EXERCISE GOAL
Below is a set of records. Repeat all of them exactly.
===== MATERIAL FOR THIS TASK =====
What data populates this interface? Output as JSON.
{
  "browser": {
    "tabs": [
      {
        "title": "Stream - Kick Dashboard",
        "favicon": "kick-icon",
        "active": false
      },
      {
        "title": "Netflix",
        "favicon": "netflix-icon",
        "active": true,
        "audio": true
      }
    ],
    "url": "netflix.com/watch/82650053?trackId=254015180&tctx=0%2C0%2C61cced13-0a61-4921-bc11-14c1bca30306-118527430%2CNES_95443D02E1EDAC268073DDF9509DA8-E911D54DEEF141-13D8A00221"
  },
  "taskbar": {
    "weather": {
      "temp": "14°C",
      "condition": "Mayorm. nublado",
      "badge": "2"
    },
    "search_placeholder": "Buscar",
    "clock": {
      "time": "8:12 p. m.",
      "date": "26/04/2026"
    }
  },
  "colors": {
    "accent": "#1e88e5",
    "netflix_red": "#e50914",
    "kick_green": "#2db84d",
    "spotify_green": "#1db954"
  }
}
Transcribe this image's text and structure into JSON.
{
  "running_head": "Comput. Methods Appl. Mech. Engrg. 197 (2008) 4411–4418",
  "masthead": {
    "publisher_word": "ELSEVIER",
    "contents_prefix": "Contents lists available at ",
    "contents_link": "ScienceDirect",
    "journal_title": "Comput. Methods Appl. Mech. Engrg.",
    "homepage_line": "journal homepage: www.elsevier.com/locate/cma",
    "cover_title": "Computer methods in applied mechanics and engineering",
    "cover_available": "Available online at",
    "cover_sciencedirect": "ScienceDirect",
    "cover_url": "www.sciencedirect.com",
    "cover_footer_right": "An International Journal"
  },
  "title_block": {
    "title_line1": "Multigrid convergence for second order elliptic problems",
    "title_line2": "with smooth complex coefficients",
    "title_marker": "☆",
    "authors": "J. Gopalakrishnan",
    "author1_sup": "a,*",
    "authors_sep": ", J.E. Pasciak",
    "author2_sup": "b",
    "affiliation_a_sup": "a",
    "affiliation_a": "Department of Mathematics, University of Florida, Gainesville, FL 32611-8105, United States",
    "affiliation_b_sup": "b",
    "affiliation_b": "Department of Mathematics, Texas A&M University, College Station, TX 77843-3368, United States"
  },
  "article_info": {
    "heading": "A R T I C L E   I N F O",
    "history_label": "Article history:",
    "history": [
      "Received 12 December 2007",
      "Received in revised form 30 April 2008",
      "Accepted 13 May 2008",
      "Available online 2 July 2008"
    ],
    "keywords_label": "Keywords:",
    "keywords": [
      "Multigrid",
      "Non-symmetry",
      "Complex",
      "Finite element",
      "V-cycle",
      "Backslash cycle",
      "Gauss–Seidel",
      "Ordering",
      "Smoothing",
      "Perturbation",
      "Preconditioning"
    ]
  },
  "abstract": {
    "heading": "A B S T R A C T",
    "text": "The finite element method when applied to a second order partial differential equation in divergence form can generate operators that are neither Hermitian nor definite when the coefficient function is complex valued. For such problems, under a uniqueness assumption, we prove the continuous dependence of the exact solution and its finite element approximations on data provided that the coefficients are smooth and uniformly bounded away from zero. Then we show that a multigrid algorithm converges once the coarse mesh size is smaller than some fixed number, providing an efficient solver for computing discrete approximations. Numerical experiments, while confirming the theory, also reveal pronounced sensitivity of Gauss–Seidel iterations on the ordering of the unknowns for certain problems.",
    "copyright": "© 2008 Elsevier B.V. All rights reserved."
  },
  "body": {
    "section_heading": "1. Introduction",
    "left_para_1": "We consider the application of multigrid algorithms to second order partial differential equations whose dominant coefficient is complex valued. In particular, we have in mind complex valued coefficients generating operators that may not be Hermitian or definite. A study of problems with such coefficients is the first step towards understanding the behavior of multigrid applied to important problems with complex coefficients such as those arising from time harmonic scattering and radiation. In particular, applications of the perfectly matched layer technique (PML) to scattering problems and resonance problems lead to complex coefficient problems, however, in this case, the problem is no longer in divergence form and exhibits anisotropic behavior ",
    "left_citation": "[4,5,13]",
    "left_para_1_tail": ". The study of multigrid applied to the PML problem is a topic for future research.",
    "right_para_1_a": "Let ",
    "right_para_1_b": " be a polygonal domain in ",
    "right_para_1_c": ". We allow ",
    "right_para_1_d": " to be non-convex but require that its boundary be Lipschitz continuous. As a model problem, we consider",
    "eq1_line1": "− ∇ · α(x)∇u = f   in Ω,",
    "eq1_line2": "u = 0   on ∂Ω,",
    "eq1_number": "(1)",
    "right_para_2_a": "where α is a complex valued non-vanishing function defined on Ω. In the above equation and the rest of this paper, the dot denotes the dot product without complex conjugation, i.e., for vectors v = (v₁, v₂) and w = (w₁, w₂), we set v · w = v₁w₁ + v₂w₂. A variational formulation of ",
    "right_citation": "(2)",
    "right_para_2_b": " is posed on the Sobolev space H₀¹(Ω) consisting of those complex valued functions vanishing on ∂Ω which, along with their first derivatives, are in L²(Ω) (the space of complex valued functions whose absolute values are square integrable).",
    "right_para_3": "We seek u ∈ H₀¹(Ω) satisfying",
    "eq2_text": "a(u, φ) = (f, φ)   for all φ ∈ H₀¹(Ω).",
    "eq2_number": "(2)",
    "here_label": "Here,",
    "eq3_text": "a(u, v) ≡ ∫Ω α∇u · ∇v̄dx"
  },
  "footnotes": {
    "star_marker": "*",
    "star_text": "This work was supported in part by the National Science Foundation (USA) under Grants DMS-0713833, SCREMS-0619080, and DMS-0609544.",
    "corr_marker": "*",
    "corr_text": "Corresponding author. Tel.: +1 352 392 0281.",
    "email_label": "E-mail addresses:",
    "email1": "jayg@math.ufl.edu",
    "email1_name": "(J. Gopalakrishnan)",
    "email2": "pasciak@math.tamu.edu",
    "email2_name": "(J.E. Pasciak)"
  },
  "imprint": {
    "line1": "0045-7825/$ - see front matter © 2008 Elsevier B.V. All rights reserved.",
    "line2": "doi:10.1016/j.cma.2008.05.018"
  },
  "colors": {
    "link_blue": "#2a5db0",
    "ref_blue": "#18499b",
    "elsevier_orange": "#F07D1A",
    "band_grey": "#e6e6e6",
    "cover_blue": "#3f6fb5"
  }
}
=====
YOUR SOLUTION
What data populates this interface? Output as JSON.
{
  "browser": {
    "tabs": [
      {
        "title": "Stream - Kick Dashboard",
        "favicon": "kick-icon",
        "active": false
      },
      {
        "title": "Netflix",
        "favicon": "netflix-icon",
        "active": true,
        "audio": true
      }
    ],
    "url": "netflix.com/watch/82650053?trackId=254015180&tctx=0%2C0%2C61cced13-0a61-4921-bc11-14c1bca30306-118527430%2CNES_95443D02E1EDAC268073DDF9509DA8-E911D54DEEF141-13D8A00221"
  },
  "taskbar": {
    "weather": {
      "temp": "14°C",
      "condition": "Mayorm. nublado",
      "badge": "2"
    },
    "search_placeholder": "Buscar",
    "clock": {
      "time": "8:12 p. m.",
      "date": "26/04/2026"
    }
  },
  "colors": {
    "accent": "#1e88e5",
    "netflix_red": "#e50914",
    "kick_green": "#2db84d",
    "spotify_green": "#1db954"
  }
}
Transcribe this image's text and structure into JSON.
{
  "running_head": "Comput. Methods Appl. Mech. Engrg. 197 (2008) 4411–4418",
  "masthead": {
    "publisher_word": "ELSEVIER",
    "contents_prefix": "Contents lists available at ",
    "contents_link": "ScienceDirect",
    "journal_title": "Comput. Methods Appl. Mech. Engrg.",
    "homepage_line": "journal homepage: www.elsevier.com/locate/cma",
    "cover_title": "Computer methods in applied mechanics and engineering",
    "cover_available": "Available online at",
    "cover_sciencedirect": "ScienceDirect",
    "cover_url": "www.sciencedirect.com",
    "cover_footer_right": "An International Journal"
  },
  "title_block": {
    "title_line1": "Multigrid convergence for second order elliptic problems",
    "title_line2": "with smooth complex coefficients",
    "title_marker": "☆",
    "authors": "J. Gopalakrishnan",
    "author1_sup": "a,*",
    "authors_sep": ", J.E. Pasciak",
    "author2_sup": "b",
    "affiliation_a_sup": "a",
    "affiliation_a": "Department of Mathematics, University of Florida, Gainesville, FL 32611-8105, United States",
    "affiliation_b_sup": "b",
    "affiliation_b": "Department of Mathematics, Texas A&M University, College Station, TX 77843-3368, United States"
  },
  "article_info": {
    "heading": "A R T I C L E   I N F O",
    "history_label": "Article history:",
    "history": [
      "Received 12 December 2007",
      "Received in revised form 30 April 2008",
      "Accepted 13 May 2008",
      "Available online 2 July 2008"
    ],
    "keywords_label": "Keywords:",
    "keywords": [
      "Multigrid",
      "Non-symmetry",
      "Complex",
      "Finite element",
      "V-cycle",
      "Backslash cycle",
      "Gauss–Seidel",
      "Ordering",
      "Smoothing",
      "Perturbation",
      "Preconditioning"
    ]
  },
  "abstract": {
    "heading": "A B S T R A C T",
    "text": "The finite element method when applied to a second order partial differential equation in divergence form can generate operators that are neither Hermitian nor definite when the coefficient function is complex valued. For such problems, under a uniqueness assumption, we prove the continuous dependence of the exact solution and its finite element approximations on data provided that the coefficients are smooth and uniformly bounded away from zero. Then we show that a multigrid algorithm converges once the coarse mesh size is smaller than some fixed number, providing an efficient solver for computing discrete approximations. Numerical experiments, while confirming the theory, also reveal pronounced sensitivity of Gauss–Seidel iterations on the ordering of the unknowns for certain problems.",
    "copyright": "© 2008 Elsevier B.V. All rights reserved."
  },
  "body": {
    "section_heading": "1. Introduction",
    "left_para_1": "We consider the application of multigrid algorithms to second order partial differential equations whose dominant coefficient is complex valued. In particular, we have in mind complex valued coefficients generating operators that may not be Hermitian or definite. A study of problems with such coefficients is the first step towards understanding the behavior of multigrid applied to important problems with complex coefficients such as those arising from time harmonic scattering and radiation. In particular, applications of the perfectly matched layer technique (PML) to scattering problems and resonance problems lead to complex coefficient problems, however, in this case, the problem is no longer in divergence form and exhibits anisotropic behavior ",
    "left_citation": "[4,5,13]",
    "left_para_1_tail": ". The study of multigrid applied to the PML problem is a topic for future research.",
    "right_para_1_a": "Let ",
    "right_para_1_b": " be a polygonal domain in ",
    "right_para_1_c": ". We allow ",
    "right_para_1_d": " to be non-convex but require that its boundary be Lipschitz continuous. As a model problem, we consider",
    "eq1_line1": "− ∇ · α(x)∇u = f   in Ω,",
    "eq1_line2": "u = 0   on ∂Ω,",
    "eq1_number": "(1)",
    "right_para_2_a": "where α is a complex valued non-vanishing function defined on Ω. In the above equation and the rest of this paper, the dot denotes the dot product without complex conjugation, i.e., for vectors v = (v₁, v₂) and w = (w₁, w₂), we set v · w = v₁w₁ + v₂w₂. A variational formulation of ",
    "right_citation": "(2)",
    "right_para_2_b": " is posed on the Sobolev space H₀¹(Ω) consisting of those complex valued functions vanishing on ∂Ω which, along with their first derivatives, are in L²(Ω) (the space of complex valued functions whose absolute values are square integrable).",
    "right_para_3": "We seek u ∈ H₀¹(Ω) satisfying",
    "eq2_text": "a(u, φ) = (f, φ)   for all φ ∈ H₀¹(Ω).",
    "eq2_number": "(2)",
    "here_label": "Here,",
    "eq3_text": "a(u, v) ≡ ∫Ω α∇u · ∇v̄dx"
  },
  "footnotes": {
    "star_marker": "*",
    "star_text": "This work was supported in part by the National Science Foundation (USA) under Grants DMS-0713833, SCREMS-0619080, and DMS-0609544.",
    "corr_marker": "*",
    "corr_text": "Corresponding author. Tel.: +1 352 392 0281.",
    "email_label": "E-mail addresses:",
    "email1": "jayg@math.ufl.edu",
    "email1_name": "(J. Gopalakrishnan)",
    "email2": "pasciak@math.tamu.edu",
    "email2_name": "(J.E. Pasciak)"
  },
  "imprint": {
    "line1": "0045-7825/$ - see front matter © 2008 Elsevier B.V. All rights reserved.",
    "line2": "doi:10.1016/j.cma.2008.05.018"
  },
  "colors": {
    "link_blue": "#2a5db0",
    "ref_blue": "#18499b",
    "elsevier_orange": "#F07D1A",
    "band_grey": "#e6e6e6",
    "cover_blue": "#3f6fb5"
  }
}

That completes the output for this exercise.